TASK BRIEF
Repeat the entries below exactly as they appear, with no pictures.

INPUT DATA
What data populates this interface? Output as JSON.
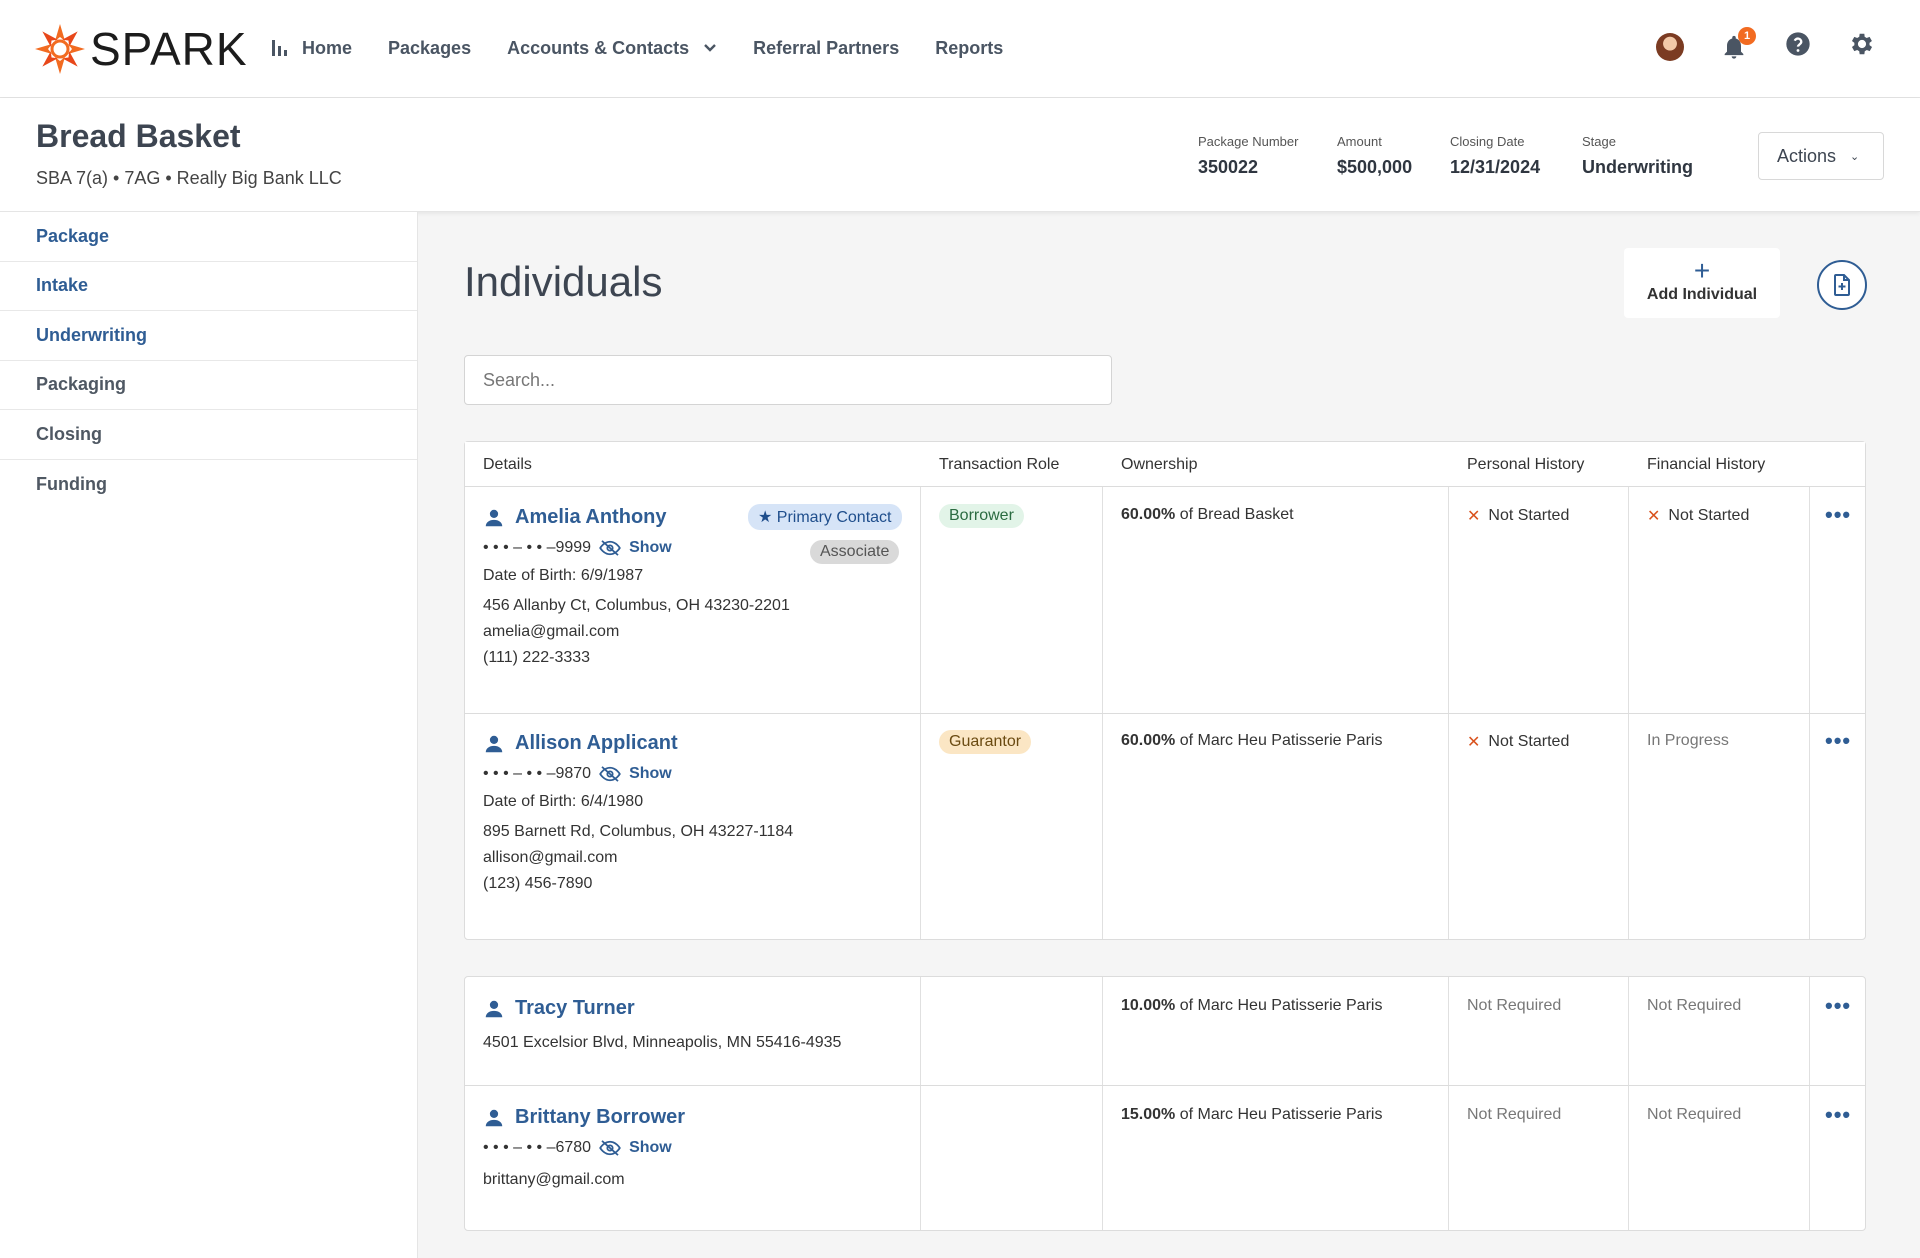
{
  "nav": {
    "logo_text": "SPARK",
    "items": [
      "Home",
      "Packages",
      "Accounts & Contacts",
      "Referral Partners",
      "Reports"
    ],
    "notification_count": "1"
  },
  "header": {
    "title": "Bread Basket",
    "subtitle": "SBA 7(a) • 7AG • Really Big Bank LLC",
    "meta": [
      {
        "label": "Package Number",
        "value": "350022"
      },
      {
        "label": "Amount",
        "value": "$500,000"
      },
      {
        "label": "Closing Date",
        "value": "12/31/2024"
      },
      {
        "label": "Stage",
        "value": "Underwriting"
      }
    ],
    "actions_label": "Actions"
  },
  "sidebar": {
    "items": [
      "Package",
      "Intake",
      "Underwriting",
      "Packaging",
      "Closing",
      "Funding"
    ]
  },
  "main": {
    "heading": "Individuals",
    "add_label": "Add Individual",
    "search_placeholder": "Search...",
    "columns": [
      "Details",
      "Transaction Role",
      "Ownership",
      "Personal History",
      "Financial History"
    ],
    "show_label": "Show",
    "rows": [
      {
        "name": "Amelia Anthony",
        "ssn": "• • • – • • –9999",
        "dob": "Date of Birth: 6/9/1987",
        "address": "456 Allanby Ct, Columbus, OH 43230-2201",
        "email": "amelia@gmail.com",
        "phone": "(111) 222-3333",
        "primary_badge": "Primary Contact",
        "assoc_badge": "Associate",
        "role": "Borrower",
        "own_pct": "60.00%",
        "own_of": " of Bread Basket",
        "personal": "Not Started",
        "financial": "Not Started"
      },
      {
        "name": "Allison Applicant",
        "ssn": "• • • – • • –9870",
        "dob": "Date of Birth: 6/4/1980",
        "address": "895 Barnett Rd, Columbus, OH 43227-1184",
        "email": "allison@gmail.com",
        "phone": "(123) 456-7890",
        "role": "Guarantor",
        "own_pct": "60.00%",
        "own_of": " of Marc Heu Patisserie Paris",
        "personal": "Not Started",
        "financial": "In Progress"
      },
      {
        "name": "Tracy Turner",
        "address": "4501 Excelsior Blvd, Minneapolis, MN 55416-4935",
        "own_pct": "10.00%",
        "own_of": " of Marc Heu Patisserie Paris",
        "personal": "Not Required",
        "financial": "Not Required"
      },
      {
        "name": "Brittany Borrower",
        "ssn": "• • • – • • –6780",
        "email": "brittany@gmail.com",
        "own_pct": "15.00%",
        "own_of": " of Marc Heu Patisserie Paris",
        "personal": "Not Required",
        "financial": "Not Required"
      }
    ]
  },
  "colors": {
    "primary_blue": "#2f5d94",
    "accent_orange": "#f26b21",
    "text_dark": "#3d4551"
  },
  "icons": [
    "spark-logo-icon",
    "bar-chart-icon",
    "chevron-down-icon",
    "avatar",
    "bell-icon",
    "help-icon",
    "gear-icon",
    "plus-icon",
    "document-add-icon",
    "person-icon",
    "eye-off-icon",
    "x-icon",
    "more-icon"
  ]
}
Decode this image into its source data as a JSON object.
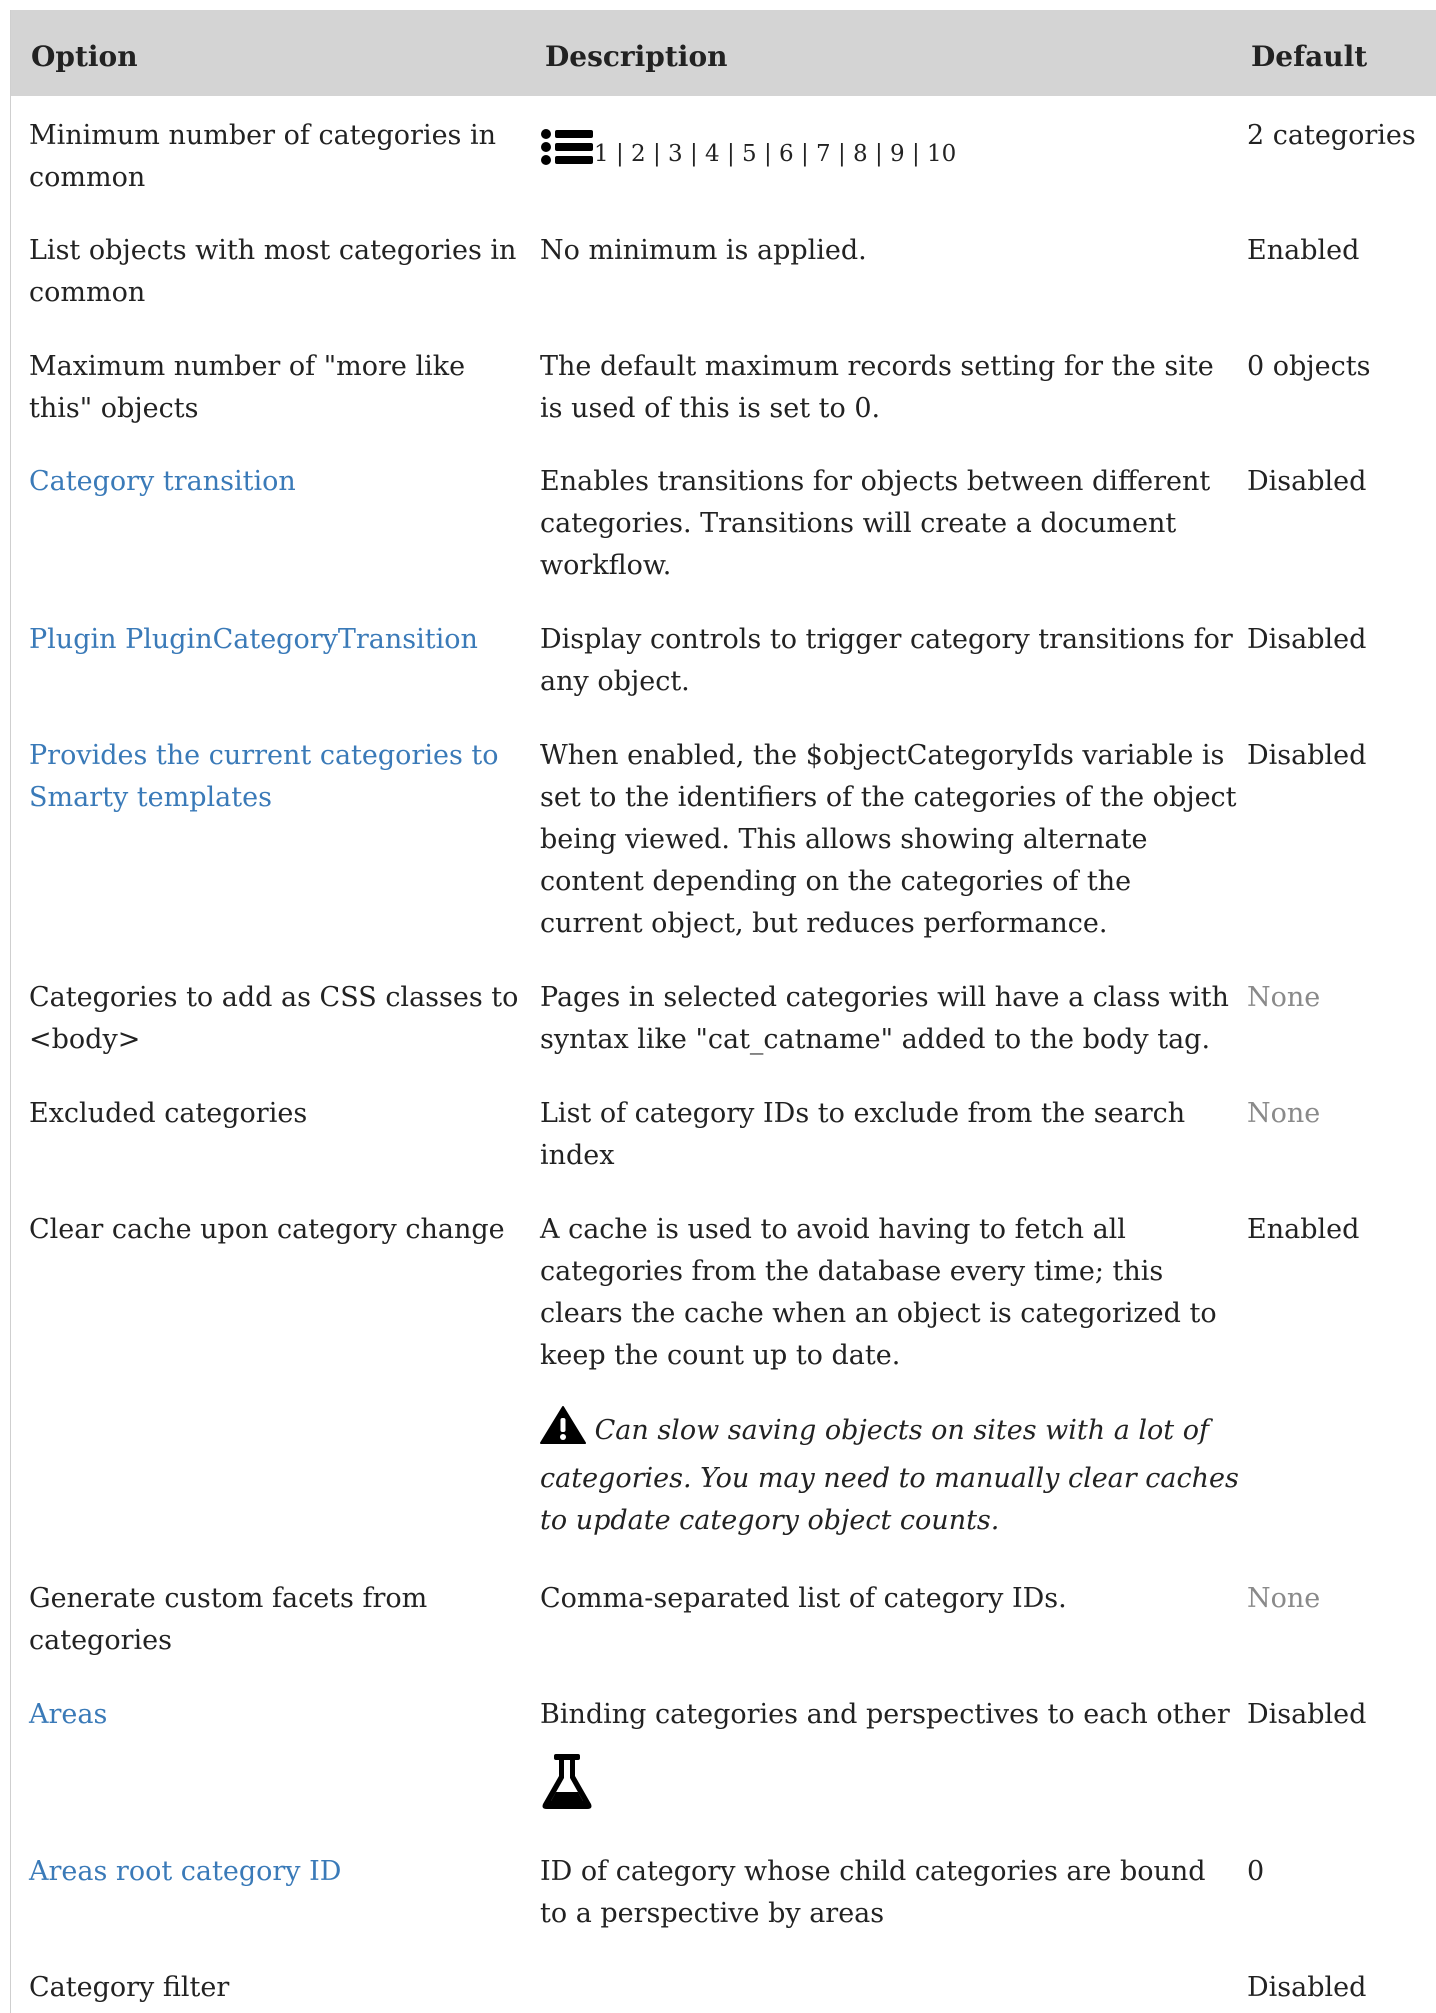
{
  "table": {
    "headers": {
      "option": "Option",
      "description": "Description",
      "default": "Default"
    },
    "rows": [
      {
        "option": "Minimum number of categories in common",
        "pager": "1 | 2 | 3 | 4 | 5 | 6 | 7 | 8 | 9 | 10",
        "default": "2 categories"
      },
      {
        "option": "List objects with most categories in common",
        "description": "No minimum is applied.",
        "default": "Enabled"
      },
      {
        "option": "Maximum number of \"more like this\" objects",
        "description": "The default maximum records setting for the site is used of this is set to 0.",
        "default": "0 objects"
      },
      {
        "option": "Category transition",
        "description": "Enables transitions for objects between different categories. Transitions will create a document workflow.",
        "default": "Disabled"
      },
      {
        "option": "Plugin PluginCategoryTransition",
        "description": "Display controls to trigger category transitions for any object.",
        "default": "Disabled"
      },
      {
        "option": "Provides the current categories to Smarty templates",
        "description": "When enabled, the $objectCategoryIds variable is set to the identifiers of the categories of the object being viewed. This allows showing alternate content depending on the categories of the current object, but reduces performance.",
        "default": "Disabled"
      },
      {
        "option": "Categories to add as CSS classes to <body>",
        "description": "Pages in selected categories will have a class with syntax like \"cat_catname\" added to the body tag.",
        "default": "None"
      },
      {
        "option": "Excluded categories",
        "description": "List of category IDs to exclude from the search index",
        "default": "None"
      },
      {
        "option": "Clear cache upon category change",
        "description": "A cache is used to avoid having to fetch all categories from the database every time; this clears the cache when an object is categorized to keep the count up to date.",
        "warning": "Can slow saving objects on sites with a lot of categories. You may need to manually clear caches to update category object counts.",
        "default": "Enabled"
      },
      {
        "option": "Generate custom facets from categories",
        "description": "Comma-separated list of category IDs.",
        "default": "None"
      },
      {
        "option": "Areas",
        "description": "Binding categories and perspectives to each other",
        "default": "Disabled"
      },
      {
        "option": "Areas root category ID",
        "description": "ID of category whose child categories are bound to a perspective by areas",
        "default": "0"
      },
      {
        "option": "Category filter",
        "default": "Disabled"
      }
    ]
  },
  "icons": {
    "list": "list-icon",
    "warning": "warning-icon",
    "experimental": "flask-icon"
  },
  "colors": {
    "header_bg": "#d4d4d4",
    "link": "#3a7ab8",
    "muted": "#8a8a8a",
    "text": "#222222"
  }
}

OUTPUT OF THE EXERCISE
What data populates this interface? Output as JSON.
{
  "nav": {
    "logo_text": "SPARK",
    "items": [
      "Home",
      "Packages",
      "Accounts & Contacts",
      "Referral Partners",
      "Reports"
    ],
    "notification_count": "1"
  },
  "header": {
    "title": "Bread Basket",
    "subtitle": "SBA 7(a) • 7AG • Really Big Bank LLC",
    "meta": [
      {
        "label": "Package Number",
        "value": "350022"
      },
      {
        "label": "Amount",
        "value": "$500,000"
      },
      {
        "label": "Closing Date",
        "value": "12/31/2024"
      },
      {
        "label": "Stage",
        "value": "Underwriting"
      }
    ],
    "actions_label": "Actions"
  },
  "sidebar": {
    "items": [
      "Package",
      "Intake",
      "Underwriting",
      "Packaging",
      "Closing",
      "Funding"
    ]
  },
  "main": {
    "heading": "Individuals",
    "add_label": "Add Individual",
    "search_placeholder": "Search...",
    "columns": [
      "Details",
      "Transaction Role",
      "Ownership",
      "Personal History",
      "Financial History"
    ],
    "show_label": "Show",
    "rows": [
      {
        "name": "Amelia Anthony",
        "ssn": "• • • – • • –9999",
        "dob": "Date of Birth: 6/9/1987",
        "address": "456 Allanby Ct, Columbus, OH 43230-2201",
        "email": "amelia@gmail.com",
        "phone": "(111) 222-3333",
        "primary_badge": "Primary Contact",
        "assoc_badge": "Associate",
        "role": "Borrower",
        "own_pct": "60.00%",
        "own_of": " of Bread Basket",
        "personal": "Not Started",
        "financial": "Not Started"
      },
      {
        "name": "Allison Applicant",
        "ssn": "• • • – • • –9870",
        "dob": "Date of Birth: 6/4/1980",
        "address": "895 Barnett Rd, Columbus, OH 43227-1184",
        "email": "allison@gmail.com",
        "phone": "(123) 456-7890",
        "role": "Guarantor",
        "own_pct": "60.00%",
        "own_of": " of Marc Heu Patisserie Paris",
        "personal": "Not Started",
        "financial": "In Progress"
      },
      {
        "name": "Tracy Turner",
        "address": "4501 Excelsior Blvd, Minneapolis, MN 55416-4935",
        "own_pct": "10.00%",
        "own_of": " of Marc Heu Patisserie Paris",
        "personal": "Not Required",
        "financial": "Not Required"
      },
      {
        "name": "Brittany Borrower",
        "ssn": "• • • – • • –6780",
        "email": "brittany@gmail.com",
        "own_pct": "15.00%",
        "own_of": " of Marc Heu Patisserie Paris",
        "personal": "Not Required",
        "financial": "Not Required"
      }
    ]
  },
  "colors": {
    "primary_blue": "#2f5d94",
    "accent_orange": "#f26b21",
    "text_dark": "#3d4551"
  },
  "icons": [
    "spark-logo-icon",
    "bar-chart-icon",
    "chevron-down-icon",
    "avatar",
    "bell-icon",
    "help-icon",
    "gear-icon",
    "plus-icon",
    "document-add-icon",
    "person-icon",
    "eye-off-icon",
    "x-icon",
    "more-icon"
  ]
}
Decode this image into its source data as a JSON object.
{
  "table": {
    "headers": {
      "option": "Option",
      "description": "Description",
      "default": "Default"
    },
    "rows": [
      {
        "option": "Minimum number of categories in common",
        "pager": "1 | 2 | 3 | 4 | 5 | 6 | 7 | 8 | 9 | 10",
        "default": "2 categories"
      },
      {
        "option": "List objects with most categories in common",
        "description": "No minimum is applied.",
        "default": "Enabled"
      },
      {
        "option": "Maximum number of \"more like this\" objects",
        "description": "The default maximum records setting for the site is used of this is set to 0.",
        "default": "0 objects"
      },
      {
        "option": "Category transition",
        "description": "Enables transitions for objects between different categories. Transitions will create a document workflow.",
        "default": "Disabled"
      },
      {
        "option": "Plugin PluginCategoryTransition",
        "description": "Display controls to trigger category transitions for any object.",
        "default": "Disabled"
      },
      {
        "option": "Provides the current categories to Smarty templates",
        "description": "When enabled, the $objectCategoryIds variable is set to the identifiers of the categories of the object being viewed. This allows showing alternate content depending on the categories of the current object, but reduces performance.",
        "default": "Disabled"
      },
      {
        "option": "Categories to add as CSS classes to <body>",
        "description": "Pages in selected categories will have a class with syntax like \"cat_catname\" added to the body tag.",
        "default": "None"
      },
      {
        "option": "Excluded categories",
        "description": "List of category IDs to exclude from the search index",
        "default": "None"
      },
      {
        "option": "Clear cache upon category change",
        "description": "A cache is used to avoid having to fetch all categories from the database every time; this clears the cache when an object is categorized to keep the count up to date.",
        "warning": "Can slow saving objects on sites with a lot of categories. You may need to manually clear caches to update category object counts.",
        "default": "Enabled"
      },
      {
        "option": "Generate custom facets from categories",
        "description": "Comma-separated list of category IDs.",
        "default": "None"
      },
      {
        "option": "Areas",
        "description": "Binding categories and perspectives to each other",
        "default": "Disabled"
      },
      {
        "option": "Areas root category ID",
        "description": "ID of category whose child categories are bound to a perspective by areas",
        "default": "0"
      },
      {
        "option": "Category filter",
        "default": "Disabled"
      }
    ]
  },
  "icons": {
    "list": "list-icon",
    "warning": "warning-icon",
    "experimental": "flask-icon"
  },
  "colors": {
    "header_bg": "#d4d4d4",
    "link": "#3a7ab8",
    "muted": "#8a8a8a",
    "text": "#222222"
  }
}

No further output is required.